Tuesday, May 26, 2009
With comic book movies having reached a post-Nero stage of decadence, it's instructive to return to hip-hop, in which Marvel tropes still adduce good/evil dichotomies while the MC's croak that it's all in the game. I've never warmed to MF DOOM's: he seemed a GZA-esque smart guy whose internal rhymes demonstrated prolixity without ever cohering into the narratives that the detailed musical backdrops promised. No matter how many superhero or villain identities he assumed album to album, DOOM still coughs up that hydroponic denseness.
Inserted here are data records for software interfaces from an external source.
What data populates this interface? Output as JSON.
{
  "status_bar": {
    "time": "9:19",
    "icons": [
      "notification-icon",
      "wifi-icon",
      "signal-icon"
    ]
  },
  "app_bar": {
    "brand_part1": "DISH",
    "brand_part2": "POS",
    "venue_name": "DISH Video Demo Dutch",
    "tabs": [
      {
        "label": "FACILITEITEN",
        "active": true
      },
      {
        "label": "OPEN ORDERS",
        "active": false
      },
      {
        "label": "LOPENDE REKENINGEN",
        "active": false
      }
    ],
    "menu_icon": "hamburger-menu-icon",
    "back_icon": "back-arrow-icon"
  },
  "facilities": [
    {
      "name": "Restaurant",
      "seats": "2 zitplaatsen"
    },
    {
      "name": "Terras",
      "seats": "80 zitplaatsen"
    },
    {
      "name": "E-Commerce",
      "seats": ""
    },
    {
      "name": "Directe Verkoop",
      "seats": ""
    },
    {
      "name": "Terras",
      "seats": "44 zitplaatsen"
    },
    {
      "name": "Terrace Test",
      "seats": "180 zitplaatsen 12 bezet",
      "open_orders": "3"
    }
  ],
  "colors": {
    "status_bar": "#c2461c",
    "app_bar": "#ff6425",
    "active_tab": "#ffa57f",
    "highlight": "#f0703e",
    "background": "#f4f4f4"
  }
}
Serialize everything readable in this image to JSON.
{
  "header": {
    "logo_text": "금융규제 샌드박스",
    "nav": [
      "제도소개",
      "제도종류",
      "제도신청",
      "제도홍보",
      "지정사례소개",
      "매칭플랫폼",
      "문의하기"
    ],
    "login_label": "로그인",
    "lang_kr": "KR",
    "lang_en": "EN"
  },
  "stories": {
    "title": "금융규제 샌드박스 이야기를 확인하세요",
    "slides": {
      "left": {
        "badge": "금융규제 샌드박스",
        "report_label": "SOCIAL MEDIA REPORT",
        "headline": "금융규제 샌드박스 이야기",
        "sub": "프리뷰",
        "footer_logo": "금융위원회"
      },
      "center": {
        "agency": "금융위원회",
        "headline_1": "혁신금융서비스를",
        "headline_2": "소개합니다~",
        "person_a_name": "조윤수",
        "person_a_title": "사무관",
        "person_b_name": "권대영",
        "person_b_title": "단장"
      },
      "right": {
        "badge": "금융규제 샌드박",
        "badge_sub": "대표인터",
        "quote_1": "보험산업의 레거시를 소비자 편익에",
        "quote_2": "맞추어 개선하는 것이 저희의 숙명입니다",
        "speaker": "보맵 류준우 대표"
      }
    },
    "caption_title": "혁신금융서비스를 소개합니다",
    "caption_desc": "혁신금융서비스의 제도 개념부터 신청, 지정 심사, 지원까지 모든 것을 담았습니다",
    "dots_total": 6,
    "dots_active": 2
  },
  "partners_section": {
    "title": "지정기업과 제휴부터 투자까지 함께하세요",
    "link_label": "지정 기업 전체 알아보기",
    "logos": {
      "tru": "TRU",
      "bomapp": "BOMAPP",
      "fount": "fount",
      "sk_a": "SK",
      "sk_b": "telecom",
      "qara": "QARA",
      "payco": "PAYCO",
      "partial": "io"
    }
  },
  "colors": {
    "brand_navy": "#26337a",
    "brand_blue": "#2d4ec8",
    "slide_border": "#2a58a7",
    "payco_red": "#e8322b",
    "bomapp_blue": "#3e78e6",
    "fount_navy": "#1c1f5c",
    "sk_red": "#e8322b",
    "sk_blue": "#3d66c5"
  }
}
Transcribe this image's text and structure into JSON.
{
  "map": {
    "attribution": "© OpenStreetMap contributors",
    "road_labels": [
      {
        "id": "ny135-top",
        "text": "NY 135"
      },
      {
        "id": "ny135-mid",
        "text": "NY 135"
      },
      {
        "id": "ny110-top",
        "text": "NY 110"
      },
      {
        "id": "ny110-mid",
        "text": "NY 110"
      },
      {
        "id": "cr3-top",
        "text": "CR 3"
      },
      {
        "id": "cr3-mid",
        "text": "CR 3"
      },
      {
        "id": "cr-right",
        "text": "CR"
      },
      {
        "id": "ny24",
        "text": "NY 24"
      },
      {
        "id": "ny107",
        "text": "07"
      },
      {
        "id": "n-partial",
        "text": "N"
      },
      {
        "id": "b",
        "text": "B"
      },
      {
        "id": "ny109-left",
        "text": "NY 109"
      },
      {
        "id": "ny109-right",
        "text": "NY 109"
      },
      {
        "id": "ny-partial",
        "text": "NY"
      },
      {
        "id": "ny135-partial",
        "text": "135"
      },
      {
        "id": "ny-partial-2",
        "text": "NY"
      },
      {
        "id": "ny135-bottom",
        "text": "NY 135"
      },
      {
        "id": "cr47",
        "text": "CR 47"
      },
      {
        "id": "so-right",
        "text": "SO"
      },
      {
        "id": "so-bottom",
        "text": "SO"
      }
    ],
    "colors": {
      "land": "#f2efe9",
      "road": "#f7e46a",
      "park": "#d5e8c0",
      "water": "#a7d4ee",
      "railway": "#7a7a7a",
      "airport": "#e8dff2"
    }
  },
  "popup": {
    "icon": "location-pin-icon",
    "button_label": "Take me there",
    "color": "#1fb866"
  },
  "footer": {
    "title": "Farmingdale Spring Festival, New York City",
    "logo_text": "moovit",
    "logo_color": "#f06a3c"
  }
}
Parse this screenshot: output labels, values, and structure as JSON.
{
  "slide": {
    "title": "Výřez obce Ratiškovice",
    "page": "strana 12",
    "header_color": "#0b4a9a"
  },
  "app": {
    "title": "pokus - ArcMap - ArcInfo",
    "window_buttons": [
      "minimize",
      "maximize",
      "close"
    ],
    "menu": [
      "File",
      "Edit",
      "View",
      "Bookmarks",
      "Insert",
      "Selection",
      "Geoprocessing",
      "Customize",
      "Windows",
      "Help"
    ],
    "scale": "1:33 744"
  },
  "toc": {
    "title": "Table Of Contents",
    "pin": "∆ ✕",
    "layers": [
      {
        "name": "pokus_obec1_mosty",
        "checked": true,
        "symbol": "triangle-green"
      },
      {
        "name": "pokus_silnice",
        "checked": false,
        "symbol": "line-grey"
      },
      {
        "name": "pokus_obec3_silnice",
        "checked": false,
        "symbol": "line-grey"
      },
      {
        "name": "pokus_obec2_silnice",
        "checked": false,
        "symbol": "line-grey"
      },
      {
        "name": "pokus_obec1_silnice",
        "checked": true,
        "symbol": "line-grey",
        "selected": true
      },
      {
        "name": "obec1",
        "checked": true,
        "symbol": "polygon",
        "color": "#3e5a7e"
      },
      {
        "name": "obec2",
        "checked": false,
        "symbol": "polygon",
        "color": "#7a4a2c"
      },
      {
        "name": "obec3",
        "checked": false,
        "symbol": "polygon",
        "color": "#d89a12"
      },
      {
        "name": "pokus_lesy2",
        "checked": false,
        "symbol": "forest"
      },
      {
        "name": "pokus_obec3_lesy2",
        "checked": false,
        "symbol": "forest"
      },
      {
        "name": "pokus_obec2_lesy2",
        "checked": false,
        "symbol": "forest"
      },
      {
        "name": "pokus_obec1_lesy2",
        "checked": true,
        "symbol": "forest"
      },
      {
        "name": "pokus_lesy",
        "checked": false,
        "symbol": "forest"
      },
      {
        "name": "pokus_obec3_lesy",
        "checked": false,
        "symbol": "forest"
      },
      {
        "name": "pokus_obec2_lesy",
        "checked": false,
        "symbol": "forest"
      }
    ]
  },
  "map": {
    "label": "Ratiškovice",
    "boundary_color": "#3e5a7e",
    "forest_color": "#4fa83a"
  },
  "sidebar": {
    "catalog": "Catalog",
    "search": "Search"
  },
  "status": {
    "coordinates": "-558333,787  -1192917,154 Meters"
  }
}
Rapping alongside Ghostface on The Mouse and the Mask's "The Mask" or the new Born Like This' "Angelz F" does him no favors either; he sounds out of breath or confused, which is expected when your partner can shift tones and points of view faster than Clark Kent can jump in a phone booth. But Born Like This is his best anyway: the running time (Forty minutes! Gracious!) keeps him tight, the production an airy, nimble synthesis of every hip-hop trend of the last thirty years, from Run-DMC drum skitter ("Supervillainz") to vertiginous RZA keyboard downshifts and tempo changes ("Gazillion Ear"). DOOM understands a supervillain's only as good as his henchmen, so his henchmen don't distract -- with one exception. If I were him, I'd keep an eye on someone called Empress Starrh, whose MC'ing on "Still Dope" makes me suspect she ran off with more than the song. Best Unexpected Didactic Bit: "Crime pays no dental, nor medical"/Unless you catch your time in county, state or federal."
Posted by Alfred Soto at 10:19 PM